Kibale’s secondary tourism centre in the north of the forest offers guided forest walks and a chance to encounter primates such as red colobus, black-and-white colobus, blue monkeys and vervet monkeys.
Visitors may also spot a variety of aquatic, forest and savannah birds and enjoy views of the Mpanga River.
Sebitoli was established with the goal of further understanding the link between chimpanzee density, vegetation heterogeneity and spatial and temporal food availability, providing us with a picture of the ability of chimpanzees to adapt to various ecological conditions.
Sebitoli site, in the Northern part of the national park, is very useful, as it is a fragmented habitat, partly in regeneration, and surrounded by an area highly transformed by human population.
Inside the forest, a tarmac road cuts through the park, while tea and eucalyptus plantations, as well as gardens, are located at the forest edge.

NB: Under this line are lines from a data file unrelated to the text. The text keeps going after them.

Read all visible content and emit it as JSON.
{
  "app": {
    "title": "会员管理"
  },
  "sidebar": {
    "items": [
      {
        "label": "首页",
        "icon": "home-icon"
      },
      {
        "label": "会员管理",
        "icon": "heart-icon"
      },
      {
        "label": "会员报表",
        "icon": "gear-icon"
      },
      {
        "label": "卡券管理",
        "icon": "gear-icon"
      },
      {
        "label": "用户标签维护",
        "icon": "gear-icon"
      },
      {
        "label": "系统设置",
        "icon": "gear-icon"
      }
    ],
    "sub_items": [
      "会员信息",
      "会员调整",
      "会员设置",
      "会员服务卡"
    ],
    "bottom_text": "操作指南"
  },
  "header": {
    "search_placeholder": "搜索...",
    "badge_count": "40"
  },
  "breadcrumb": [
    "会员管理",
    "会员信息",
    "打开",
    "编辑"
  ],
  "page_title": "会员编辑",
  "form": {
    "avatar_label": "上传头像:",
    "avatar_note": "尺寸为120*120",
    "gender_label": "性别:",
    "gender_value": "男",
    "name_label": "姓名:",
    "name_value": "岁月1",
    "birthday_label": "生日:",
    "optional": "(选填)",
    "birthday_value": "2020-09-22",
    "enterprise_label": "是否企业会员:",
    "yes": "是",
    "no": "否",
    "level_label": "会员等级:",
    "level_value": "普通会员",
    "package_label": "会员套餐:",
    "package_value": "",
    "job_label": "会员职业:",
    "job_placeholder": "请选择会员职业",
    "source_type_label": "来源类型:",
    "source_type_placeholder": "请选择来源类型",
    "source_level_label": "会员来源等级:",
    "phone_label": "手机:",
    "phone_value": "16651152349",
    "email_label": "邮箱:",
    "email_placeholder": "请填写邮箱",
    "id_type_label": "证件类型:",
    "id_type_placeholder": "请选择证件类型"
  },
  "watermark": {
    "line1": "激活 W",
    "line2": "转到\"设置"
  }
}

Despite these constraints, the density of chimpanzees is estimated at 4.1 individuals/km2 (Sebitoli Chimpanzee Project – SCP), which is among the highest in Kibale.